Stored items from a collection:
◇ ◇ ◇ ◇

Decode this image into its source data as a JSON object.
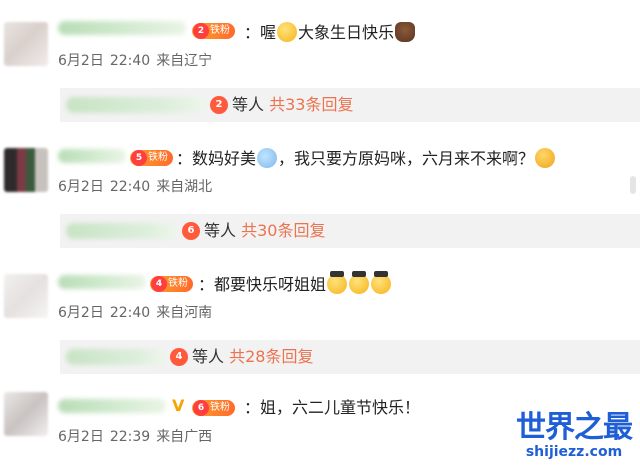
{
  "comments": [
    {
      "badge_level": "2",
      "badge_label": "铁粉",
      "text": "：喔",
      "text_after": "大象生日快乐",
      "date": "6月2日",
      "time": "22:40",
      "location": "来自辽宁",
      "reply": {
        "medal": "2",
        "who": "等人",
        "count": "共33条回复"
      },
      "emojis": [
        "smile-emoji",
        "cake-emoji"
      ]
    },
    {
      "badge_level": "5",
      "badge_label": "铁粉",
      "text": "：数妈好美",
      "text_after": "，我只要方原妈咪，六月来不来啊？",
      "date": "6月2日",
      "time": "22:40",
      "location": "来自湖北",
      "reply": {
        "medal": "6",
        "who": "等人",
        "count": "共30条回复"
      },
      "emojis": [
        "unicorn-emoji",
        "party-emoji"
      ]
    },
    {
      "badge_level": "4",
      "badge_label": "铁粉",
      "text": "：都要快乐呀姐姐",
      "text_after": "",
      "date": "6月2日",
      "time": "22:40",
      "location": "来自河南",
      "reply": {
        "medal": "4",
        "who": "等人",
        "count": "共28条回复"
      },
      "emojis": [
        "graduation-emoji",
        "graduation-emoji",
        "graduation-emoji"
      ]
    },
    {
      "badge_level": "6",
      "badge_label": "铁粉",
      "vip": "V",
      "text": "：姐，六二儿童节快乐！",
      "text_after": "",
      "date": "6月2日",
      "time": "22:39",
      "location": "来自广西"
    }
  ],
  "watermark": {
    "top": "世界之最",
    "bottom": "shijiezz.com"
  },
  "colors": {
    "reply_count": "#eb7350",
    "fan_badge": "#ff7a2a",
    "watermark": "#1f5fd6"
  }
}
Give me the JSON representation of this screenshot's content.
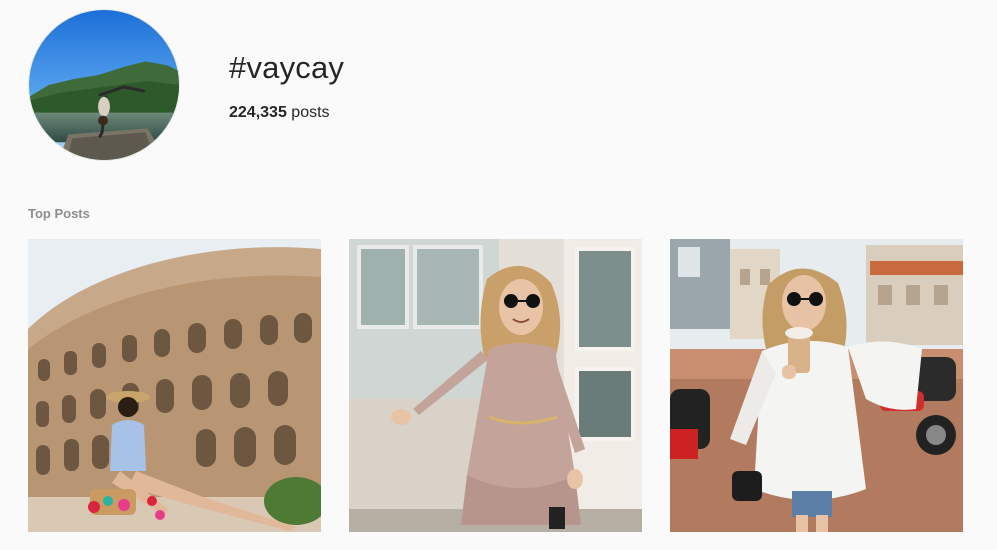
{
  "header": {
    "hashtag": "#vaycay",
    "post_count": "224,335",
    "post_suffix": " posts",
    "avatar_icon": "hashtag-cover-photo"
  },
  "top_posts": {
    "label": "Top Posts",
    "items": [
      {
        "id": "post-1",
        "icon": "colosseum-photo"
      },
      {
        "id": "post-2",
        "icon": "street-fashion-photo"
      },
      {
        "id": "post-3",
        "icon": "city-coffee-photo"
      }
    ]
  },
  "colors": {
    "background": "#fafafa",
    "text": "#262626",
    "muted": "#8e8e8e"
  }
}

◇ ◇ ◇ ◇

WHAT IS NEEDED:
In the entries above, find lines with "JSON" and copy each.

RESPONSE TO THE TASK:
Decode this image into its source data as a JSON object.
Give me the JSON representation of this screenshot's content.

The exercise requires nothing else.